PRICE OF STOCKS. 3 r Cent. Cons. 93§ I Cons. for Acct. 93 4 r Cent. 103 India Bonds, SIp. 4 &< Cent. 103 India Bonds, 81p. Cent. Red. 9-l| Ex. Bills (2d) Sip. l l''ew 'I< per (Jents lOO
CUSTOM HOUSE LONDON,iJ,

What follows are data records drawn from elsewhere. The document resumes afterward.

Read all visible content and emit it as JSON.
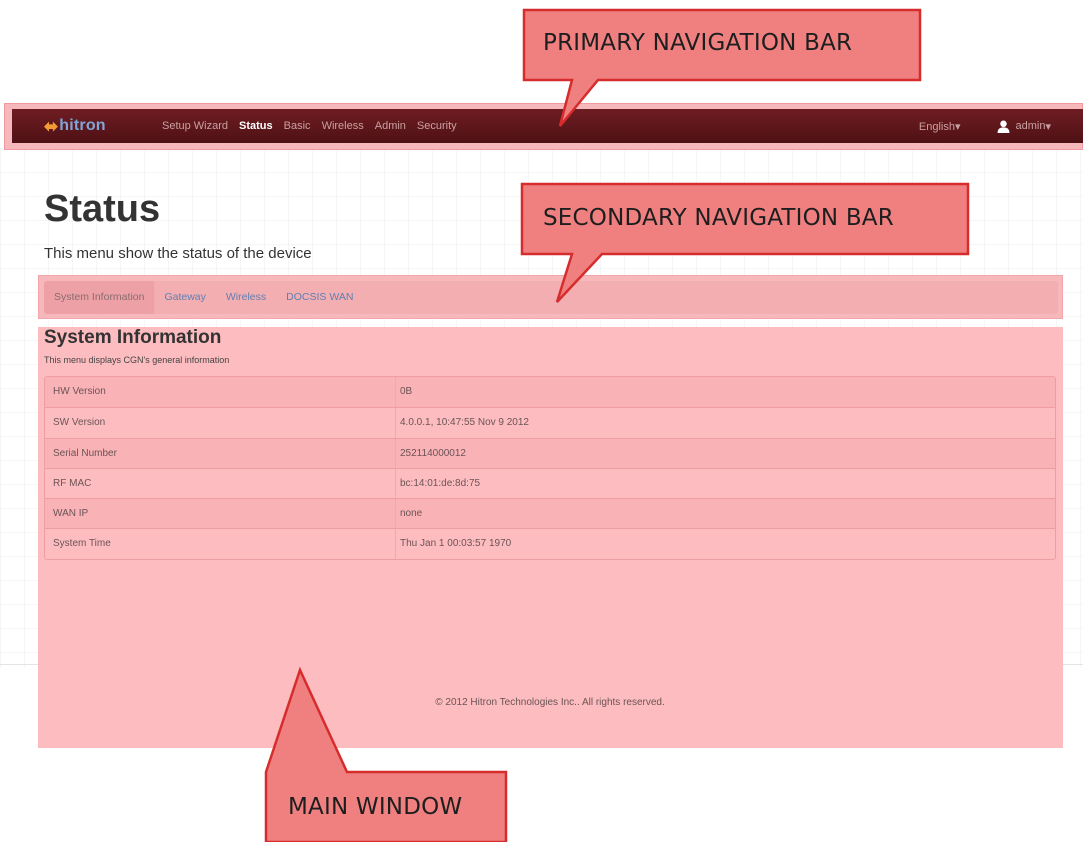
{
  "navbar": {
    "brand": "hitron",
    "links": [
      "Setup Wizard",
      "Status",
      "Basic",
      "Wireless",
      "Admin",
      "Security"
    ],
    "active_link": "Status",
    "language": "English",
    "user": "admin"
  },
  "page": {
    "title": "Status",
    "subtitle": "This menu show the status of the device"
  },
  "subnav": {
    "tabs": [
      "System Information",
      "Gateway",
      "Wireless",
      "DOCSIS WAN"
    ],
    "active_tab": "System Information"
  },
  "main": {
    "section_title": "System Information",
    "section_desc": "This menu displays CGN's general information",
    "rows": [
      {
        "key": "HW Version",
        "value": "0B"
      },
      {
        "key": "SW Version",
        "value": "4.0.0.1, 10:47:55 Nov 9 2012"
      },
      {
        "key": "Serial Number",
        "value": "252114000012"
      },
      {
        "key": "RF MAC",
        "value": "bc:14:01:de:8d:75"
      },
      {
        "key": "WAN IP",
        "value": "none"
      },
      {
        "key": "System Time",
        "value": "Thu Jan 1 00:03:57 1970"
      }
    ]
  },
  "footer": "© 2012 Hitron Technologies Inc.. All rights reserved.",
  "callouts": {
    "primary": "PRIMARY NAVIGATION BAR",
    "secondary": "SECONDARY NAVIGATION BAR",
    "main": "MAIN WINDOW"
  },
  "colors": {
    "navbar": "#5e171b",
    "highlight": "#fdbcbf",
    "callout_fill": "#f08080",
    "callout_border": "#d62c2c",
    "link": "#5f7fb3"
  },
  "icons": {
    "brand": "hitron-logo-icon",
    "user": "user-icon",
    "caret": "caret-down-icon"
  }
}
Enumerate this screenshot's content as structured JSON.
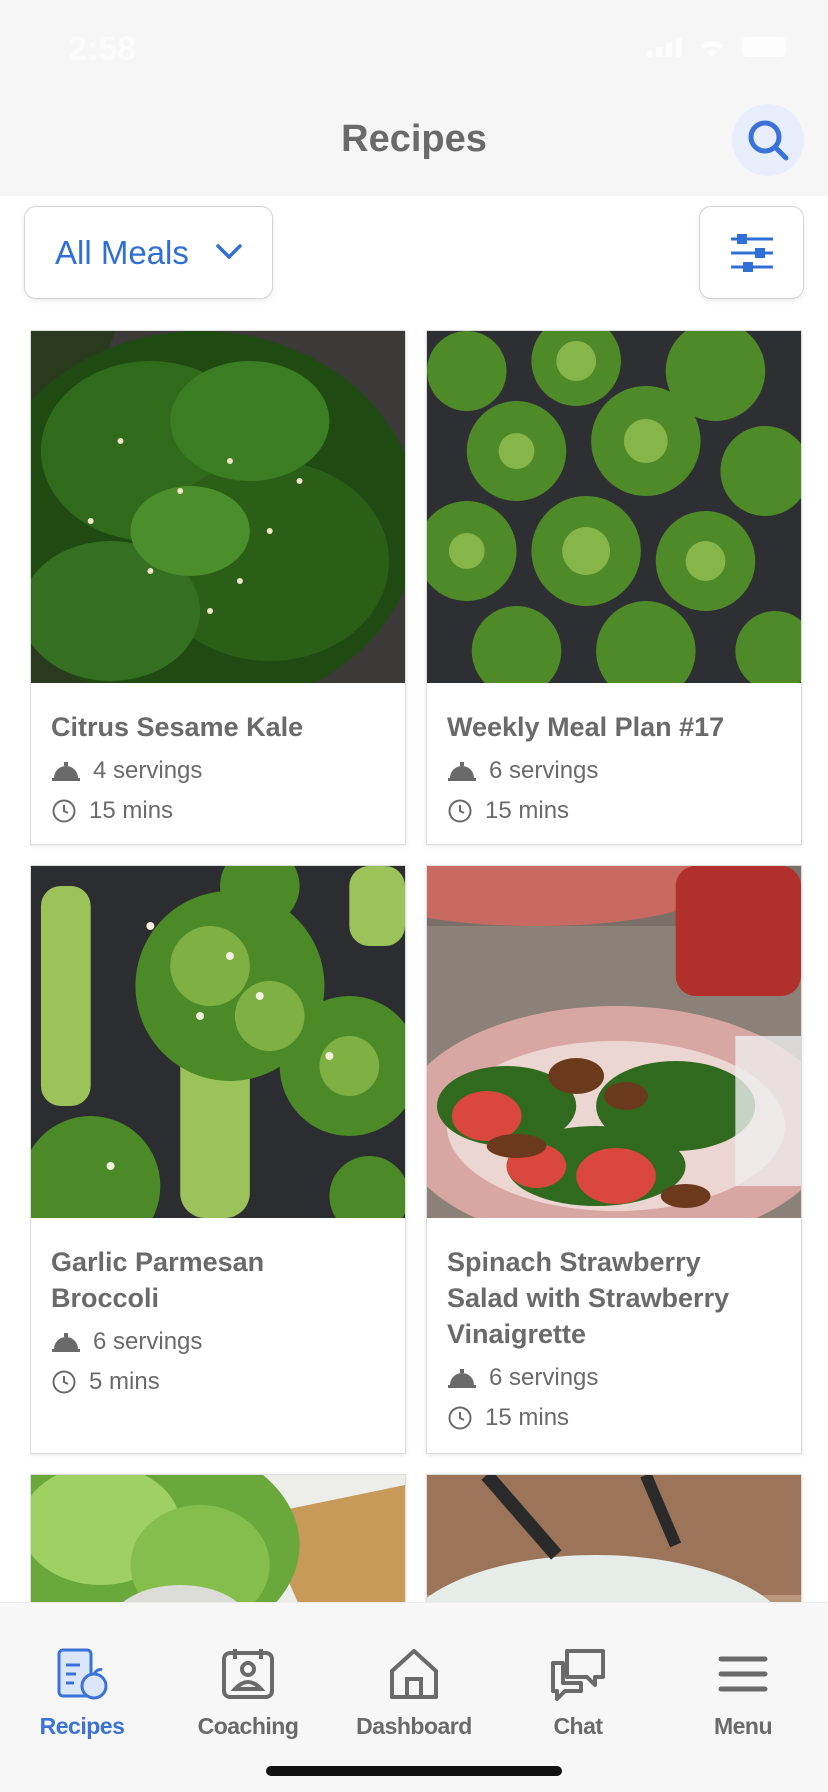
{
  "status": {
    "time": "2:58"
  },
  "header": {
    "title": "Recipes"
  },
  "filter": {
    "meal_type": "All Meals"
  },
  "recipes": [
    {
      "title": "Citrus Sesame Kale",
      "servings": "4 servings",
      "time": "15 mins",
      "image": "kale"
    },
    {
      "title": "Weekly Meal Plan #17",
      "servings": "6 servings",
      "time": "15 mins",
      "image": "broccoli"
    },
    {
      "title": "Garlic Parmesan Broccoli",
      "servings": "6 servings",
      "time": "5 mins",
      "image": "broccoli-closeup"
    },
    {
      "title": "Spinach Strawberry Salad with Strawberry Vinaigrette",
      "servings": "6 servings",
      "time": "15 mins",
      "image": "salad"
    },
    {
      "title": "",
      "image": "lettuce"
    },
    {
      "title": "",
      "image": "bowl"
    }
  ],
  "tabs": [
    {
      "label": "Recipes",
      "icon": "recipes-icon",
      "active": true
    },
    {
      "label": "Coaching",
      "icon": "coaching-icon",
      "active": false
    },
    {
      "label": "Dashboard",
      "icon": "home-icon",
      "active": false
    },
    {
      "label": "Chat",
      "icon": "chat-icon",
      "active": false
    },
    {
      "label": "Menu",
      "icon": "menu-icon",
      "active": false
    }
  ],
  "colors": {
    "accent": "#3b72d9",
    "text": "#6a6a6a",
    "header_bg": "#f6f6f6"
  }
}
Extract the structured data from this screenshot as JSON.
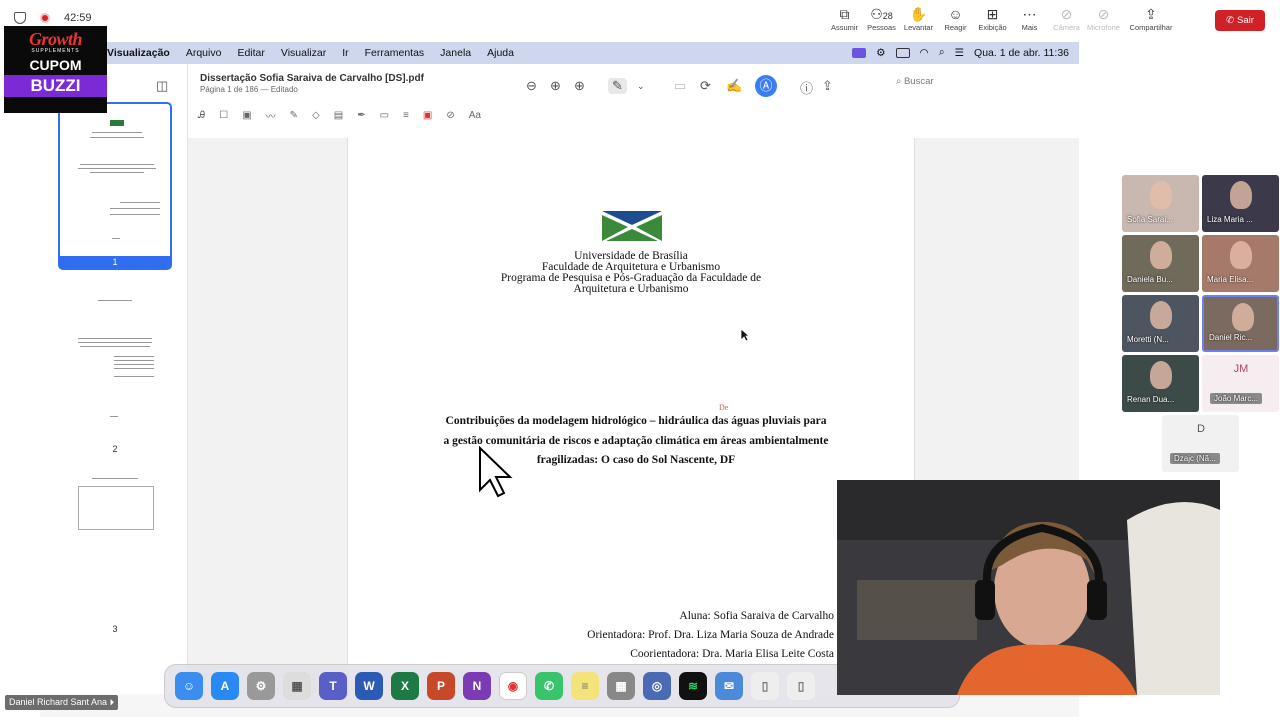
{
  "meeting": {
    "timer": "42:59",
    "tools": [
      {
        "label": "Assumir",
        "icon": "takeover-icon",
        "dim": false
      },
      {
        "label": "Pessoas",
        "icon": "people-icon",
        "dim": false,
        "count": "28"
      },
      {
        "label": "Levantar",
        "icon": "hand-icon",
        "dim": false
      },
      {
        "label": "Reagir",
        "icon": "smile-icon",
        "dim": false
      },
      {
        "label": "Exibição",
        "icon": "grid-icon",
        "dim": false
      },
      {
        "label": "Mais",
        "icon": "more-icon",
        "dim": false
      },
      {
        "label": "Câmera",
        "icon": "camera-off-icon",
        "dim": true
      },
      {
        "label": "Microfone",
        "icon": "mic-off-icon",
        "dim": true
      },
      {
        "label": "Compartilhar",
        "icon": "share-icon",
        "dim": false
      }
    ],
    "exit_label": "Sair",
    "self_name": "Daniel Richard Sant Ana"
  },
  "promo": {
    "brand": "Growth",
    "sub": "SUPPLEMENTS",
    "coupon": "CUPOM",
    "code": "BUZZI"
  },
  "mac": {
    "menu": {
      "app": "Visualização",
      "items": [
        "Arquivo",
        "Editar",
        "Visualizar",
        "Ir",
        "Ferramentas",
        "Janela",
        "Ajuda"
      ],
      "datetime": "Qua. 1 de abr.  11:36"
    },
    "preview": {
      "doc_title": "Dissertação Sofia Saraiva de Carvalho [DS].pdf",
      "doc_status": "Página 1 de 186 — Editado",
      "search_placeholder": "Buscar",
      "thumb_pages": [
        "1",
        "2",
        "3"
      ]
    },
    "page": {
      "header_lines": [
        "Universidade de Brasília",
        "Faculdade de Arquitetura e Urbanismo",
        "Programa de Pesquisa e Pós-Graduação da Faculdade de",
        "Arquitetura e Urbanismo"
      ],
      "title_lines": [
        "Contribuições da modelagem hidrológico – hidráulica das águas pluviais para",
        "a gestão comunitária de riscos e adaptação climática em áreas ambientalmente",
        "fragilizadas: O caso do Sol Nascente, DF"
      ],
      "annotation_mark": "De",
      "author": "Aluna: Sofia Saraiva de Carvalho",
      "advisor": "Orientadora: Prof. Dra. Liza Maria Souza de Andrade",
      "coadvisor": "Coorientadora: Dra. Maria Elisa Leite Costa"
    }
  },
  "participants": [
    {
      "name": "Sofia Sarai...",
      "bg": "#c9b8b0",
      "initials": ""
    },
    {
      "name": "Liza Maria ...",
      "bg": "#3c3a4a",
      "initials": ""
    },
    {
      "name": "Daniela Bu...",
      "bg": "#6f6a5a",
      "initials": ""
    },
    {
      "name": "Maria Elisa...",
      "bg": "#a67a6a",
      "initials": ""
    },
    {
      "name": "Moretti (N...",
      "bg": "#4d5560",
      "initials": ""
    },
    {
      "name": "Daniel Ric...",
      "bg": "#7a6a60",
      "initials": ""
    },
    {
      "name": "Renan Dua...",
      "bg": "#3c4a48",
      "initials": ""
    },
    {
      "name": "João Marc...",
      "bg": "#f6edf0",
      "initials": "JM"
    },
    {
      "name": "Dzajc (Nã...",
      "bg": "#f1f1f1",
      "initials": "D"
    }
  ],
  "colors": {
    "accent": "#2f6ef1",
    "exit": "#d02127",
    "menubar": "#cfd7ef"
  }
}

CUSTOM HOUSE LONDON, iJ im March lS-i-t. THE Commissioners of His Majesty's Cus- 1" toms do hereby give Notice, that in coil- sequence Of directions from the Lords Commis- sioners of His Majesty's Treasury, founded upon the following- Resolutions of the Honoiir-.Ki^ House of Commons of the 9th, and 11th and lo/h instant they have instructed their Officm at several Ports in the United Kingdom 3 at the places specified hr the margin^ to'^V £ o Coventrv freho«ses under the King's lock, NottlnJham ^.the exPe»ce andri.sk ofthe parties I1.1 raw and Silk, and all cclesficld. Silk Manufactures, upon which the duties shall have been paid, provided lomuame ?ha11 1)e 1" quantities of not less than oUlbs. weight, and in the name of one party, and provided that all raw and thrown Silk be depo- sited in such warehouses on or before the 25th March instant; and that all Silk manufacturer, the same being new, uncut, and wholly of silk, be deposited in such warehouses on or before the 5th April next, in order to enable the several parties to avail themselves of the return of the duties on the raw and thrown Silk, blnd of the payment of bounties and allowances on Silk Ma- hitimisFeS' in conforinity with the said Reso- By order of the Commissioners T. WHITMORE,' Acting Secretary Copy qf Resolution of the Honourable House qt" Commons, dated the 9tli oflJJarch. 1821 1. That from and after the 25th of Marrh IS11 the sdyerad duties and drawbacks on the Impon £ tlon apd Exportation of the several sorts Tsifk je^so ThIT?tl0ned' shaU cease and determine- iSffthe nliiu-"1 and after the 5th (layof July! Manufactured^ 0,1 the 'portation of Silk ttiat the fnn "S- 1 1CeUSe awt determine, and -surrey O £ 1'1. :D. On Silk, from and after the 25th day of March, 1824, viz. on Raw, or Knubs, or Husks of Silk, or Waste of Floss Silk, the lb On Thrown Silk, not dyed, the lb. 0 7 (.V JA OIl manufactured Silk, .from and after. 1 ui "• the 5th day of July, 18^6, for every R < ,tloo of the value thereof. 30 0 (p 2. That from and after the 5th day of April, 1824', the Bounties on the exportation of Silk Manufactures shall cease and determine, save and except on any of such manufactures as stlalf have been duly shipped for exportation or shall have been warehoused for that purpose, on ot: before the said 5th day of April; 1824. 3. That upon Silk Imported, upon which the duties shall hate been paid, and which shall be warehoused on or before, and remain warehoused until after the 25th day of March, 1824 there shall be granted the following allowances, viz. On Raw Silk imported from any part £ S* except the British Territories in the East Indies, the lb 0 5^ On Silk thrown irom Raw SiVk/so iiiiported, the lb. 0 10 On Raw Silk imported from the Bri- tisli Territories in the East Indies, t&C lb t • • 1 • • » 1 ( ( A Q Q On Silk thrown from Raw silk/so' in,- ported, the lb. B Q 4, :<J)n Foreign ThrovvnSiik'inirjorVed'ii'o't dyed, the lb 7 9. j"n+J}Dco"I.I. 0_" UJ of the Honoimthle House of Commons, dated the ilth and Mttr'eA, 1824, That one half of the Bounties on the Expor- tation of Silk Manufactures, shall he allowed on all such Manufactures as, having been ware- housed, shall be taken out for home consumption withiq30 days after the 5th day of April, 1S24,